## Records shown

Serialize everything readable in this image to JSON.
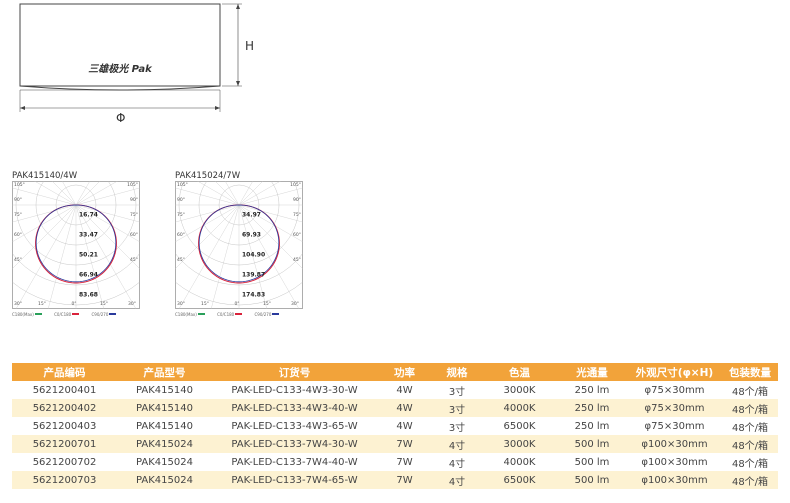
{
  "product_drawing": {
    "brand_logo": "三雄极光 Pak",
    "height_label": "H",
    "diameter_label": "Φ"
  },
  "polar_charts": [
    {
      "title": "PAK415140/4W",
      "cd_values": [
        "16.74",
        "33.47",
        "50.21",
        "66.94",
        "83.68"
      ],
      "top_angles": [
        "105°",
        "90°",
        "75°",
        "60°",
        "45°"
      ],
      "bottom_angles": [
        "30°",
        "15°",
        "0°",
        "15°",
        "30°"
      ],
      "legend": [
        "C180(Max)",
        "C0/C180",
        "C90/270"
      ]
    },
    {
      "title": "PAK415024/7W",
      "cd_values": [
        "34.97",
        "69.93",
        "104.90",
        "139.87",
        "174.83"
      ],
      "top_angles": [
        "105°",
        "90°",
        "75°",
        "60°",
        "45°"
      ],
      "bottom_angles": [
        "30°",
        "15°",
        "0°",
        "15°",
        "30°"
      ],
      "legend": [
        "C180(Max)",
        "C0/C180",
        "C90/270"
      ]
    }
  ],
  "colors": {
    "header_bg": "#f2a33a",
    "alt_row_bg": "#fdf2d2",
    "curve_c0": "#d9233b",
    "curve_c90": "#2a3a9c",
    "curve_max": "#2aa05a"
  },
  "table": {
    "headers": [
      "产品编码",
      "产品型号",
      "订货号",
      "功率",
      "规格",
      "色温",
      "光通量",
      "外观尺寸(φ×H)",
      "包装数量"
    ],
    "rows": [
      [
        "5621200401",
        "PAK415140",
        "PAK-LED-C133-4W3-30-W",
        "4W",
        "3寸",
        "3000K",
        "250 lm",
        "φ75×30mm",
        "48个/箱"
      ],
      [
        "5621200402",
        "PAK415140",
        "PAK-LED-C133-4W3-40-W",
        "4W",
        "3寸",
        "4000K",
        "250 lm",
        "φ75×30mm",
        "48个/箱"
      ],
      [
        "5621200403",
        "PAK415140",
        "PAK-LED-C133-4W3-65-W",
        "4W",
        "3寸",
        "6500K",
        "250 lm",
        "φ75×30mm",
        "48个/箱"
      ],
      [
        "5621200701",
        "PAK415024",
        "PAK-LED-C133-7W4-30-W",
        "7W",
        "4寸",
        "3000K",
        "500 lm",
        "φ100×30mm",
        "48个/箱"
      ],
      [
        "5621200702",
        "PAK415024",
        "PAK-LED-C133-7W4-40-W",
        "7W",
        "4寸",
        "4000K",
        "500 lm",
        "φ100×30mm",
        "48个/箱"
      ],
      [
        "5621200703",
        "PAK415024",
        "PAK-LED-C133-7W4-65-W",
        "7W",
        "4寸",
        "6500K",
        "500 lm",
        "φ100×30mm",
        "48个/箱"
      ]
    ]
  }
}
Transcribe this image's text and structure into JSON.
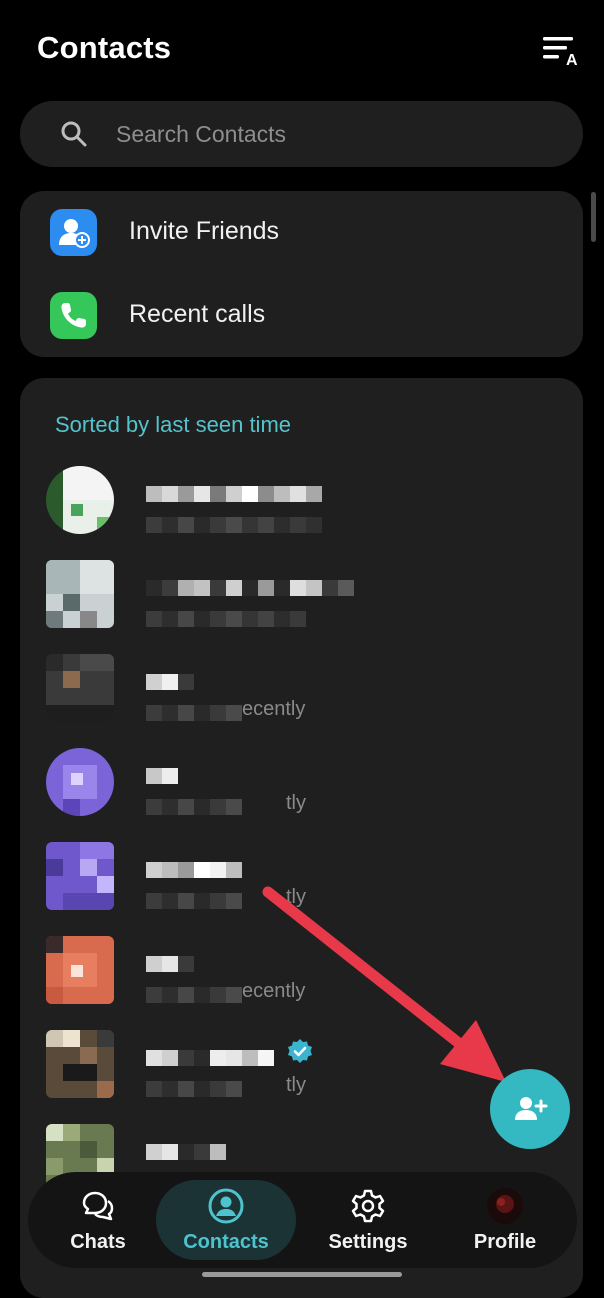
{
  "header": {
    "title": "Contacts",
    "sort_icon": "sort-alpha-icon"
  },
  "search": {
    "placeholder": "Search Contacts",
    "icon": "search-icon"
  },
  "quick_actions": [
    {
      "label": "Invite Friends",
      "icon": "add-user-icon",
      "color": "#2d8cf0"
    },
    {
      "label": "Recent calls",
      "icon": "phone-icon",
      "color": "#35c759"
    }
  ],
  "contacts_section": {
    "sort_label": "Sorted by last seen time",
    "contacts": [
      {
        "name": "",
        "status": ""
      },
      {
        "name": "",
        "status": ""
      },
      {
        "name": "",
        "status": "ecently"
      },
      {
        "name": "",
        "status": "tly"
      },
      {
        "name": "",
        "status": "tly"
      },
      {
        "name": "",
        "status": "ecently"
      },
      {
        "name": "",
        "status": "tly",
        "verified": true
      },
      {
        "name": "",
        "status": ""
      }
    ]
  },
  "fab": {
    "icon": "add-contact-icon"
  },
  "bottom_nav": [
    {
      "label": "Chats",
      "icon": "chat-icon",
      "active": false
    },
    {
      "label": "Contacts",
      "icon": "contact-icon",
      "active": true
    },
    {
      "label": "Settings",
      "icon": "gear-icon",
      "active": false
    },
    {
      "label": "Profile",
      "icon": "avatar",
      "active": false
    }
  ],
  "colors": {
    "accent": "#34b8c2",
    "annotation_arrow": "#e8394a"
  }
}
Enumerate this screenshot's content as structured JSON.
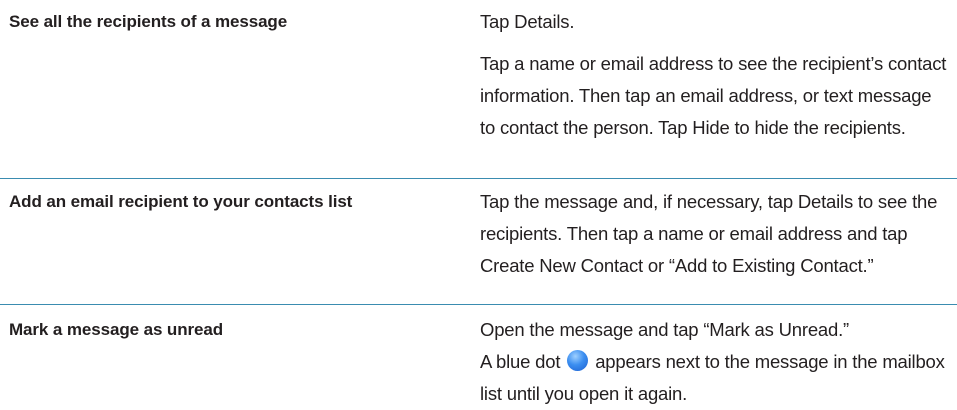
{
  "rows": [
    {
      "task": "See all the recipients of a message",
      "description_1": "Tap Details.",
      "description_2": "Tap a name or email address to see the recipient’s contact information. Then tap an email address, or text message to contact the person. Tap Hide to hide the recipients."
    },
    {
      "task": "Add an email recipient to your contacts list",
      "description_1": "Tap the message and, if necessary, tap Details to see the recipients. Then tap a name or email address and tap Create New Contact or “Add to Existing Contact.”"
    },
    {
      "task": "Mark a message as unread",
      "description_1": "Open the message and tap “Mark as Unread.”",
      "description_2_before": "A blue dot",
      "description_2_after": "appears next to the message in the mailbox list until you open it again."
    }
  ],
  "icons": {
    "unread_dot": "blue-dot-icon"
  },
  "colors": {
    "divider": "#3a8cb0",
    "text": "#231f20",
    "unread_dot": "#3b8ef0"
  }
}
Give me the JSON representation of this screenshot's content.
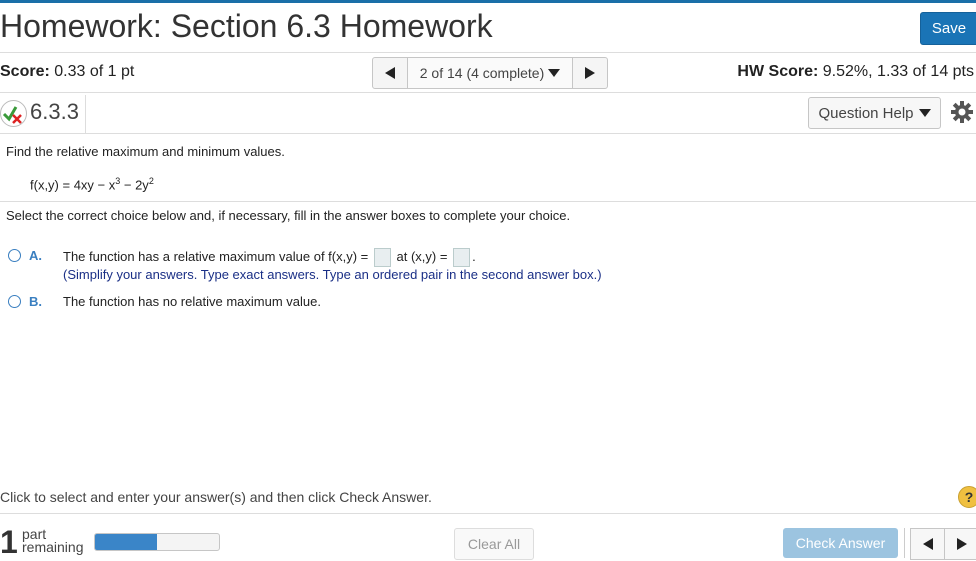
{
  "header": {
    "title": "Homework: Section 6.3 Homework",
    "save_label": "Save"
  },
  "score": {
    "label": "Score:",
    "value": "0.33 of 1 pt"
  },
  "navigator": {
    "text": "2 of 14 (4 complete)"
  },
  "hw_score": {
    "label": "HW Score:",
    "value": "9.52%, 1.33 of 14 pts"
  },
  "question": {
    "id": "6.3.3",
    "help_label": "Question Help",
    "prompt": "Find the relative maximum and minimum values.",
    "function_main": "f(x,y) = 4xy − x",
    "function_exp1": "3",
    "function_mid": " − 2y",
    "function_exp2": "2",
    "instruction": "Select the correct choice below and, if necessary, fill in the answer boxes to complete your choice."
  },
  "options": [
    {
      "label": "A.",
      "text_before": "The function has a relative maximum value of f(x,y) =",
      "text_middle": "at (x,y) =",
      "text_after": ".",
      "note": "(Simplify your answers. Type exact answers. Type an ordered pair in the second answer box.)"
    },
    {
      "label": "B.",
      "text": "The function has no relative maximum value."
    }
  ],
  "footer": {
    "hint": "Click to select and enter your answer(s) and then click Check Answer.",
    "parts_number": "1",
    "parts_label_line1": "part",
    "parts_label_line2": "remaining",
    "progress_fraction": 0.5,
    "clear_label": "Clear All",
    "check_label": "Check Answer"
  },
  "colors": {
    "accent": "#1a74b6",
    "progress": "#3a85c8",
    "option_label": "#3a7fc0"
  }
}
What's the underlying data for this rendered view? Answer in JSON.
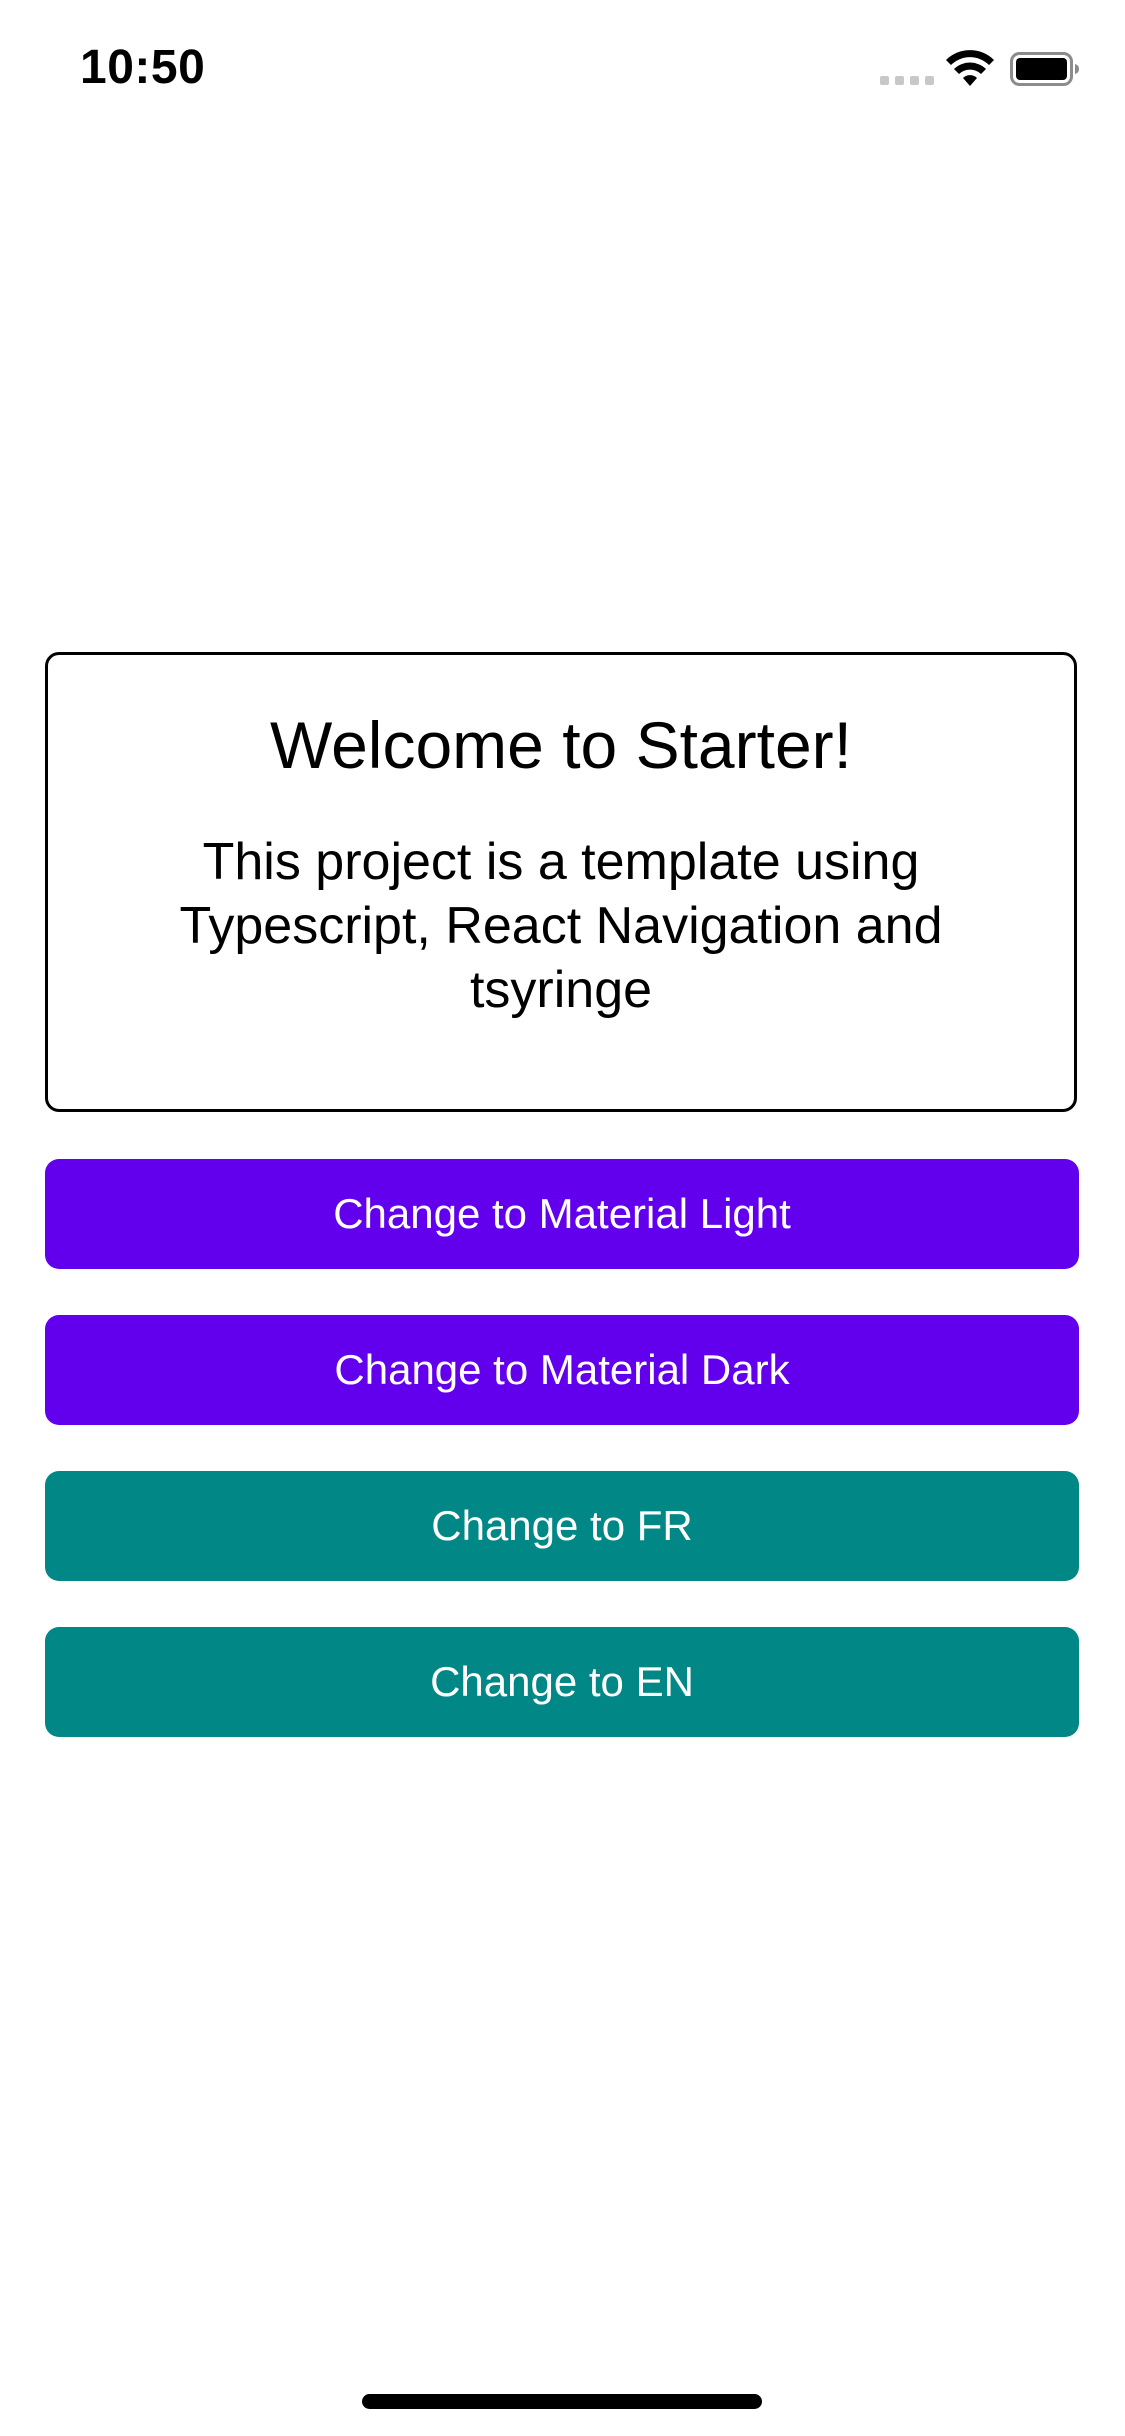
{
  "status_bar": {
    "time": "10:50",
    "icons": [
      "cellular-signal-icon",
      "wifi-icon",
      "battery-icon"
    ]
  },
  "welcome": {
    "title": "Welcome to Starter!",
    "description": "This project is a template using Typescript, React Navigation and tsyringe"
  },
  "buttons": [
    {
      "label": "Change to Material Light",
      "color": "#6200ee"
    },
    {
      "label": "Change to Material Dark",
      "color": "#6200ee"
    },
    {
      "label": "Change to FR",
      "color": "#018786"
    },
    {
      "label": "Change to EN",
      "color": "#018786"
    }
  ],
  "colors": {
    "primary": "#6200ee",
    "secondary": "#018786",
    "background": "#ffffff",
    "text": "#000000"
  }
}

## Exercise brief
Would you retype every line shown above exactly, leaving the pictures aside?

## Written response
Serialize everything readable in this image to JSON.
{
  "product_drawing": {
    "brand_logo": "三雄极光 Pak",
    "height_label": "H",
    "diameter_label": "Φ"
  },
  "polar_charts": [
    {
      "title": "PAK415140/4W",
      "cd_values": [
        "16.74",
        "33.47",
        "50.21",
        "66.94",
        "83.68"
      ],
      "top_angles": [
        "105°",
        "90°",
        "75°",
        "60°",
        "45°"
      ],
      "bottom_angles": [
        "30°",
        "15°",
        "0°",
        "15°",
        "30°"
      ],
      "legend": [
        "C180(Max)",
        "C0/C180",
        "C90/270"
      ]
    },
    {
      "title": "PAK415024/7W",
      "cd_values": [
        "34.97",
        "69.93",
        "104.90",
        "139.87",
        "174.83"
      ],
      "top_angles": [
        "105°",
        "90°",
        "75°",
        "60°",
        "45°"
      ],
      "bottom_angles": [
        "30°",
        "15°",
        "0°",
        "15°",
        "30°"
      ],
      "legend": [
        "C180(Max)",
        "C0/C180",
        "C90/270"
      ]
    }
  ],
  "colors": {
    "header_bg": "#f2a33a",
    "alt_row_bg": "#fdf2d2",
    "curve_c0": "#d9233b",
    "curve_c90": "#2a3a9c",
    "curve_max": "#2aa05a"
  },
  "table": {
    "headers": [
      "产品编码",
      "产品型号",
      "订货号",
      "功率",
      "规格",
      "色温",
      "光通量",
      "外观尺寸(φ×H)",
      "包装数量"
    ],
    "rows": [
      [
        "5621200401",
        "PAK415140",
        "PAK-LED-C133-4W3-30-W",
        "4W",
        "3寸",
        "3000K",
        "250 lm",
        "φ75×30mm",
        "48个/箱"
      ],
      [
        "5621200402",
        "PAK415140",
        "PAK-LED-C133-4W3-40-W",
        "4W",
        "3寸",
        "4000K",
        "250 lm",
        "φ75×30mm",
        "48个/箱"
      ],
      [
        "5621200403",
        "PAK415140",
        "PAK-LED-C133-4W3-65-W",
        "4W",
        "3寸",
        "6500K",
        "250 lm",
        "φ75×30mm",
        "48个/箱"
      ],
      [
        "5621200701",
        "PAK415024",
        "PAK-LED-C133-7W4-30-W",
        "7W",
        "4寸",
        "3000K",
        "500 lm",
        "φ100×30mm",
        "48个/箱"
      ],
      [
        "5621200702",
        "PAK415024",
        "PAK-LED-C133-7W4-40-W",
        "7W",
        "4寸",
        "4000K",
        "500 lm",
        "φ100×30mm",
        "48个/箱"
      ],
      [
        "5621200703",
        "PAK415024",
        "PAK-LED-C133-7W4-65-W",
        "7W",
        "4寸",
        "6500K",
        "500 lm",
        "φ100×30mm",
        "48个/箱"
      ]
    ]
  }
}
Transcribe this image's text and structure into JSON.
{
  "header": {
    "title": "Contacts",
    "sort_icon": "sort-alpha-icon"
  },
  "search": {
    "placeholder": "Search Contacts",
    "icon": "search-icon"
  },
  "quick_actions": [
    {
      "label": "Invite Friends",
      "icon": "add-user-icon",
      "color": "#2d8cf0"
    },
    {
      "label": "Recent calls",
      "icon": "phone-icon",
      "color": "#35c759"
    }
  ],
  "contacts_section": {
    "sort_label": "Sorted by last seen time",
    "contacts": [
      {
        "name": "",
        "status": ""
      },
      {
        "name": "",
        "status": ""
      },
      {
        "name": "",
        "status": "ecently"
      },
      {
        "name": "",
        "status": "tly"
      },
      {
        "name": "",
        "status": "tly"
      },
      {
        "name": "",
        "status": "ecently"
      },
      {
        "name": "",
        "status": "tly",
        "verified": true
      },
      {
        "name": "",
        "status": ""
      }
    ]
  },
  "fab": {
    "icon": "add-contact-icon"
  },
  "bottom_nav": [
    {
      "label": "Chats",
      "icon": "chat-icon",
      "active": false
    },
    {
      "label": "Contacts",
      "icon": "contact-icon",
      "active": true
    },
    {
      "label": "Settings",
      "icon": "gear-icon",
      "active": false
    },
    {
      "label": "Profile",
      "icon": "avatar",
      "active": false
    }
  ],
  "colors": {
    "accent": "#34b8c2",
    "annotation_arrow": "#e8394a"
  }
}
Enumerate this screenshot's content as structured JSON.
{
  "rows": [
    {
      "task": "See all the recipients of a message",
      "description_1": "Tap Details.",
      "description_2": "Tap a name or email address to see the recipient’s contact information. Then tap an email address, or text message to contact the person. Tap Hide to hide the recipients."
    },
    {
      "task": "Add an email recipient to your contacts list",
      "description_1": "Tap the message and, if necessary, tap Details to see the recipients. Then tap a name or email address and tap Create New Contact or “Add to Existing Contact.”"
    },
    {
      "task": "Mark a message as unread",
      "description_1": "Open the message and tap “Mark as Unread.”",
      "description_2_before": "A blue dot",
      "description_2_after": "appears next to the message in the mailbox list until you open it again."
    }
  ],
  "icons": {
    "unread_dot": "blue-dot-icon"
  },
  "colors": {
    "divider": "#3a8cb0",
    "text": "#231f20",
    "unread_dot": "#3b8ef0"
  }
}
Give me the JSON representation of this screenshot's content.
{
  "header": {
    "title": "Homework: Section 6.3 Homework",
    "save_label": "Save"
  },
  "score": {
    "label": "Score:",
    "value": "0.33 of 1 pt"
  },
  "navigator": {
    "text": "2 of 14 (4 complete)"
  },
  "hw_score": {
    "label": "HW Score:",
    "value": "9.52%, 1.33 of 14 pts"
  },
  "question": {
    "id": "6.3.3",
    "help_label": "Question Help",
    "prompt": "Find the relative maximum and minimum values.",
    "function_main": "f(x,y) = 4xy − x",
    "function_exp1": "3",
    "function_mid": " − 2y",
    "function_exp2": "2",
    "instruction": "Select the correct choice below and, if necessary, fill in the answer boxes to complete your choice."
  },
  "options": [
    {
      "label": "A.",
      "text_before": "The function has a relative maximum value of f(x,y) =",
      "text_middle": "at (x,y) =",
      "text_after": ".",
      "note": "(Simplify your answers. Type exact answers. Type an ordered pair in the second answer box.)"
    },
    {
      "label": "B.",
      "text": "The function has no relative maximum value."
    }
  ],
  "footer": {
    "hint": "Click to select and enter your answer(s) and then click Check Answer.",
    "parts_number": "1",
    "parts_label_line1": "part",
    "parts_label_line2": "remaining",
    "progress_fraction": 0.5,
    "clear_label": "Clear All",
    "check_label": "Check Answer"
  },
  "colors": {
    "accent": "#1a74b6",
    "progress": "#3a85c8",
    "option_label": "#3a7fc0"
  }
}
What's the underlying data for this rendered view? Answer in JSON.
{
  "status_bar": {
    "time": "10:50",
    "icons": [
      "cellular-signal-icon",
      "wifi-icon",
      "battery-icon"
    ]
  },
  "welcome": {
    "title": "Welcome to Starter!",
    "description": "This project is a template using Typescript, React Navigation and tsyringe"
  },
  "buttons": [
    {
      "label": "Change to Material Light",
      "color": "#6200ee"
    },
    {
      "label": "Change to Material Dark",
      "color": "#6200ee"
    },
    {
      "label": "Change to FR",
      "color": "#018786"
    },
    {
      "label": "Change to EN",
      "color": "#018786"
    }
  ],
  "colors": {
    "primary": "#6200ee",
    "secondary": "#018786",
    "background": "#ffffff",
    "text": "#000000"
  }
}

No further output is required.